How to Watch Live as Philadelphia Counts Their Votes for Election 2020

Curious to see how the City of Brotherly Love is counting their votes? We have good news for you, then. A livestream set up by the Philadelphia City Commissioners YouTube channel started on November 3, and provides folks a glimpse of the ballots being counted.

The large room where the camera is set shows tables and chairs set up, along with dozens of boxes, which is safe to assume hold the state's votes. At certain parts of the livestream, you can find masked workers sorting through envelopes and laying out ballots into separate bins. It's a beautiful thing to see democracy at work.

As of publishing, the Associated Press has yet to call whether or not Democratic nominee Joe Biden or President Donald Trump has won in the state of Pennsylvania. In the 2016 election, Trump won Pennsylvania over Hillary Clinton in a margin of just 44,000 votes.
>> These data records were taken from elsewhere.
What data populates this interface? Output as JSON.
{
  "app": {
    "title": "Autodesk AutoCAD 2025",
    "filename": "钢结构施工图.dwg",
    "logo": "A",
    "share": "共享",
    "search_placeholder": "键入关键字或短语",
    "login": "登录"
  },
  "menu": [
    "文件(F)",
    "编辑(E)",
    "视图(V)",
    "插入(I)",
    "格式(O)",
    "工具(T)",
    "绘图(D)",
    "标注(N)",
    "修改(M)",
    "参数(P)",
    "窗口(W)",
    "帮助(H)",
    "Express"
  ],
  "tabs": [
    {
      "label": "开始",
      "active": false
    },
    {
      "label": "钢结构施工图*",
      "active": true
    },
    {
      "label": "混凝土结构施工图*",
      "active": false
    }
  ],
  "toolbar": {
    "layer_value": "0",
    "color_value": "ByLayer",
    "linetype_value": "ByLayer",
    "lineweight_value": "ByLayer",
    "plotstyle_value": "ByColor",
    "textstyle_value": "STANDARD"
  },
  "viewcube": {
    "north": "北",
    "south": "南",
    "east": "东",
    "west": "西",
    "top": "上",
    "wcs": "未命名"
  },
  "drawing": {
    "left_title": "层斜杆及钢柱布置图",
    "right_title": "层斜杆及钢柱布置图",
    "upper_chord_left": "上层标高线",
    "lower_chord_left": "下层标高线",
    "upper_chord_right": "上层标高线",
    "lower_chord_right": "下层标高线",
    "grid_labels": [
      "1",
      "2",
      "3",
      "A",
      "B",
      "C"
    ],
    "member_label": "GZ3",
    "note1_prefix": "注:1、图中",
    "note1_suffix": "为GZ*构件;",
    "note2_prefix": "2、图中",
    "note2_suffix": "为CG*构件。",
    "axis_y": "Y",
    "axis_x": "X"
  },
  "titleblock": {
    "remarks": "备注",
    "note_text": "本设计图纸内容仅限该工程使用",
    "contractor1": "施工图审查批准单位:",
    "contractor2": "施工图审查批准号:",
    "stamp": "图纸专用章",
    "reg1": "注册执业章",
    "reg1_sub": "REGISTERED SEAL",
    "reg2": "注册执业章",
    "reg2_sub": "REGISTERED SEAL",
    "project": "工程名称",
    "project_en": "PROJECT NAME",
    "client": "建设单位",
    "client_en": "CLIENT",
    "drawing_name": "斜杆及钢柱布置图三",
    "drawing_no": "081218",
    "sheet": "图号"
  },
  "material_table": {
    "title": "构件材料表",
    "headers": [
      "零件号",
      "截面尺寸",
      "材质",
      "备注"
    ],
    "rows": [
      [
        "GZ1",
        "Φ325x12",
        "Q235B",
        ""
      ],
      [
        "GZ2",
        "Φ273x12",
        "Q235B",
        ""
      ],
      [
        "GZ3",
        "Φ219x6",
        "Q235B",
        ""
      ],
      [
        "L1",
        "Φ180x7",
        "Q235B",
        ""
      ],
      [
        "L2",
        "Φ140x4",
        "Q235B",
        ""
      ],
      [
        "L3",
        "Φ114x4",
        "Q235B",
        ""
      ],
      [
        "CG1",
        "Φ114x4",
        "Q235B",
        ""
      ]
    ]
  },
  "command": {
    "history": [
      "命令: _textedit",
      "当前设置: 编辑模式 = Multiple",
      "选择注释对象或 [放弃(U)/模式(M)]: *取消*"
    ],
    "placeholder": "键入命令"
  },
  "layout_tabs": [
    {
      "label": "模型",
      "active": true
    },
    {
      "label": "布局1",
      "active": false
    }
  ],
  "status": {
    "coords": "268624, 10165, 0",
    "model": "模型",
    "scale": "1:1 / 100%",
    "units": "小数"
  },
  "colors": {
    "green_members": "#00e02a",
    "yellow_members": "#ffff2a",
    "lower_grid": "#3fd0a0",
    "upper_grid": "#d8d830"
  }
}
This year, whether or not Biden will be able to flip the state blue has yet to be seen.

Trump has threatened to take legal action amid mail-in votes being counted after Election Day. Pennsylvania's Attorney General Josh Shapiro, however, has said otherwise.
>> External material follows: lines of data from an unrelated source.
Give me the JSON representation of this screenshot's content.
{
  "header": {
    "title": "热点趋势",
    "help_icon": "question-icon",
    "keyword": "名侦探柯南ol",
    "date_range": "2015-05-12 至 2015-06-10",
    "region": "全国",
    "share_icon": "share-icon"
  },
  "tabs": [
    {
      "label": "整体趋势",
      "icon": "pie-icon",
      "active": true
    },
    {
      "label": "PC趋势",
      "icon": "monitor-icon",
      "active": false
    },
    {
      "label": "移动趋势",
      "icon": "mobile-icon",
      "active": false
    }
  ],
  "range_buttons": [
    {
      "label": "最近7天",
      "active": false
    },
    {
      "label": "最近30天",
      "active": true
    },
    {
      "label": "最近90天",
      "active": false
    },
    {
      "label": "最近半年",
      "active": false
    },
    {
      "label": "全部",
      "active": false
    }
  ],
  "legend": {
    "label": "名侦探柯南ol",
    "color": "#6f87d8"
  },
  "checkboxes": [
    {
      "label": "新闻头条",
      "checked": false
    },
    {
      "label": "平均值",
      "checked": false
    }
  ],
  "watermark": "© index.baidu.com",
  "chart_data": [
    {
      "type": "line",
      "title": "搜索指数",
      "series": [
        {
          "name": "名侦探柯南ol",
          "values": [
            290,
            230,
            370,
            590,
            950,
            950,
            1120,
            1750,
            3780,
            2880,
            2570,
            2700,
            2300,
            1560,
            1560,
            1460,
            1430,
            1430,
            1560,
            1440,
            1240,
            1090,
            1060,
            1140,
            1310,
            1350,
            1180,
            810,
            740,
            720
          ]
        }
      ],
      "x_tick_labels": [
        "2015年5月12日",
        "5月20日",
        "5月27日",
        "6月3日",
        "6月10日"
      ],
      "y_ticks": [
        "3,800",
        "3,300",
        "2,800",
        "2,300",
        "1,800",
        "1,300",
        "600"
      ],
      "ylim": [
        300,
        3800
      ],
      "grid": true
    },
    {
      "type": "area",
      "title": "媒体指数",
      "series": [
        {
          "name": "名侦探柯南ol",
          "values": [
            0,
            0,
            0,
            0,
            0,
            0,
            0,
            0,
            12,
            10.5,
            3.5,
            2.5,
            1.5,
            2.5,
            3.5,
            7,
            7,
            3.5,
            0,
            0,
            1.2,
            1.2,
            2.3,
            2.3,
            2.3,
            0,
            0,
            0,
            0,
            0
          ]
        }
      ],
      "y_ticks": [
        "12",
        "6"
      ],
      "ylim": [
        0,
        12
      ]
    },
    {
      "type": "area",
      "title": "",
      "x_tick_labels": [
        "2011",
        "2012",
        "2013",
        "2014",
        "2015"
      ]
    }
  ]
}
"The bottom line is, we're going to make sure here in Pennsylvania, that we respect the will of the people. We're going to get an accurate count," Shapiro told Good Morning America during a virtual appearance Wednesday. "It's the law. The law says, 'Count every eligible vote and that's exactly what's happening all across Pennsylvania right now.'"

Shapiro also reassured viewers that the Pennsylvania Supreme Court isn't worried about Trump suing over the issue. "The president doesn't count these votes, the clerks in our communities count these votes," he explained. "The legal issues have largely been settled, and now it's time to count these votes and make sure that the will of the people is heard."
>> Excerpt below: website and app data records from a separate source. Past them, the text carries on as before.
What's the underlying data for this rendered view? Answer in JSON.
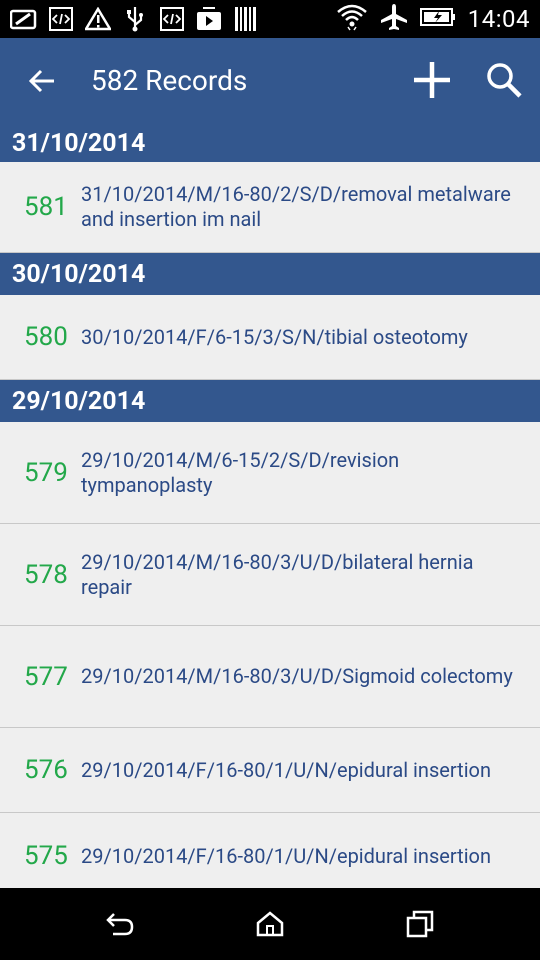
{
  "status_bar": {
    "time": "14:04",
    "left_icons": [
      "notification-icon",
      "code-icon",
      "warning-icon",
      "usb-icon",
      "code-icon",
      "media-icon",
      "barcode-icon"
    ],
    "right_icons": [
      "wifi-icon",
      "airplane-icon",
      "battery-charging-icon"
    ]
  },
  "app_bar": {
    "title": "582 Records",
    "back_icon": "back-arrow-icon",
    "add_icon": "add-icon",
    "search_icon": "search-icon"
  },
  "groups": [
    {
      "date": "31/10/2014",
      "records": [
        {
          "number": "581",
          "text": "31/10/2014/M/16-80/2/S/D/removal metalware and insertion im nail"
        }
      ]
    },
    {
      "date": "30/10/2014",
      "records": [
        {
          "number": "580",
          "text": "30/10/2014/F/6-15/3/S/N/tibial osteotomy"
        }
      ]
    },
    {
      "date": "29/10/2014",
      "records": [
        {
          "number": "579",
          "text": "29/10/2014/M/6-15/2/S/D/revision tympanoplasty"
        },
        {
          "number": "578",
          "text": "29/10/2014/M/16-80/3/U/D/bilateral hernia repair"
        },
        {
          "number": "577",
          "text": "29/10/2014/M/16-80/3/U/D/Sigmoid colectomy"
        },
        {
          "number": "576",
          "text": "29/10/2014/F/16-80/1/U/N/epidural insertion"
        },
        {
          "number": "575",
          "text": "29/10/2014/F/16-80/1/U/N/epidural insertion"
        }
      ]
    }
  ],
  "nav_bar": {
    "back_icon": "nav-back-icon",
    "home_icon": "nav-home-icon",
    "recents_icon": "nav-recents-icon"
  },
  "colors": {
    "primary": "#33578e",
    "record_number": "#23a84a",
    "record_text": "#2b4a86",
    "list_background": "#efefef"
  }
}
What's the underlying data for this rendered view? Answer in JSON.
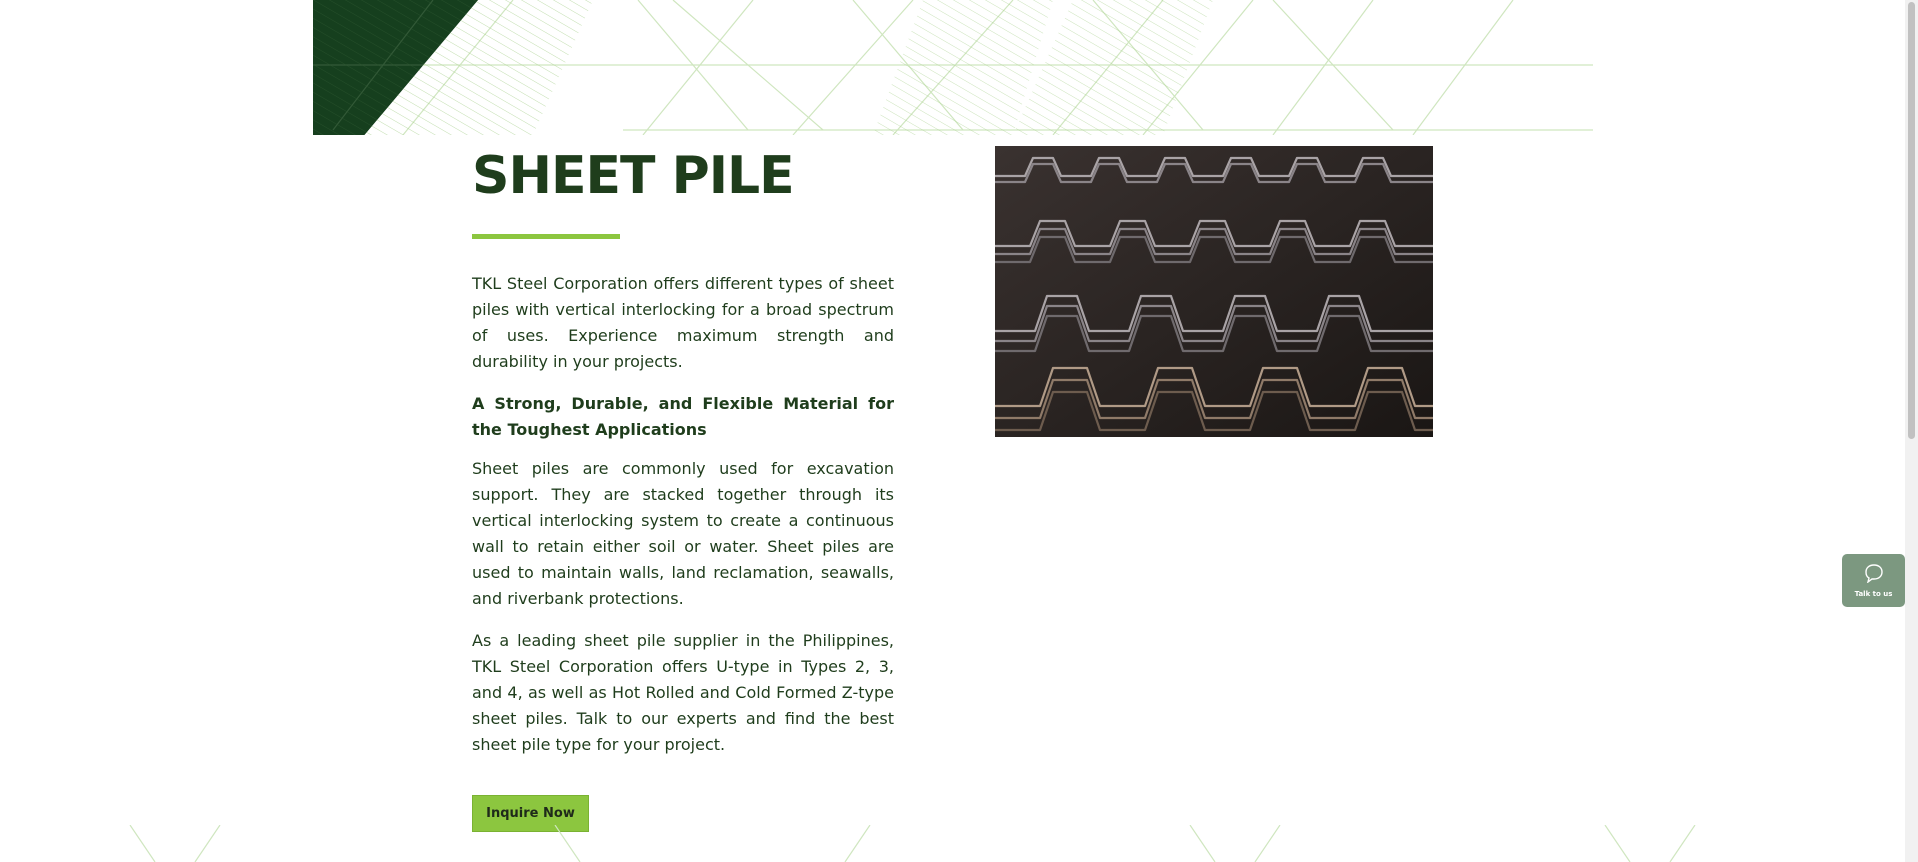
{
  "page": {
    "title": "SHEET PILE",
    "intro": "TKL Steel Corporation offers different types of sheet piles with vertical interlocking for a broad spectrum of uses. Experience maximum strength and durability in your projects.",
    "subheading": "A Strong, Durable, and Flexible Material for the Toughest Applications",
    "body_1": "Sheet piles are commonly used for excavation support. They are stacked together through its vertical interlocking system to create a continuous wall to retain either soil or water. Sheet piles are used to maintain walls, land reclamation, seawalls, and riverbank protections.",
    "body_2": "As a leading sheet pile supplier in the Philippines, TKL Steel Corporation offers U-type in Types 2, 3, and 4, as well as Hot Rolled and Cold Formed Z-type sheet piles. Talk to our experts and find the best sheet pile type for your project.",
    "cta_label": "Inquire Now"
  },
  "widget": {
    "label": "Talk to us",
    "icon": "chat-bubble-icon"
  },
  "colors": {
    "dark_green": "#1f3d1c",
    "accent_green": "#8cc63f",
    "banner_green": "#163f1e",
    "widget_bg": "#7c9880"
  }
}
Attorney General Josh Shapiro on the ballots being counted in Pennsylvania: “We’re going to get an accurate count, it’s the law.”@GStephanopoulos

— Good Morning America (@GMA) November 4, 2020

The state of Pennsylvania can count mail-in votes as long as the Friday after Election Day, as long as the envelope is postmarked by November 3, according to a ruling from the Pennsylvania Supreme Court. The ballots will be taken up to 5 p.m. on Friday. Additionally, votes mailed in with no postmark date will still be counted, so long as they do not indicate that they were sent after November 3.

Counting them could take days. Shapiro also told GMA that the federal courts are unable to "meddle with" the "matters of state election law" and that it would be left to the states.

Voting Philadelphia
A woman marks down her vote on a ballot for the Democratic presidential primary election at a polling place in Armstrong Elementary School on Super Tuesday, March 3, 2020 in Herndon, Virginia. Samuel Corum/Getty Images

Prior to Election Day, Trump tweeted called the Supreme Court's decision counting the votes in Pennsylvania "a VERY dangerous one." "It will allow rampant and unchecked cheating and will undermine our entire systems of laws," he wrote in the tweet that has been labeled as "misleading." "It will also induce violence in the streets. Something must be done!"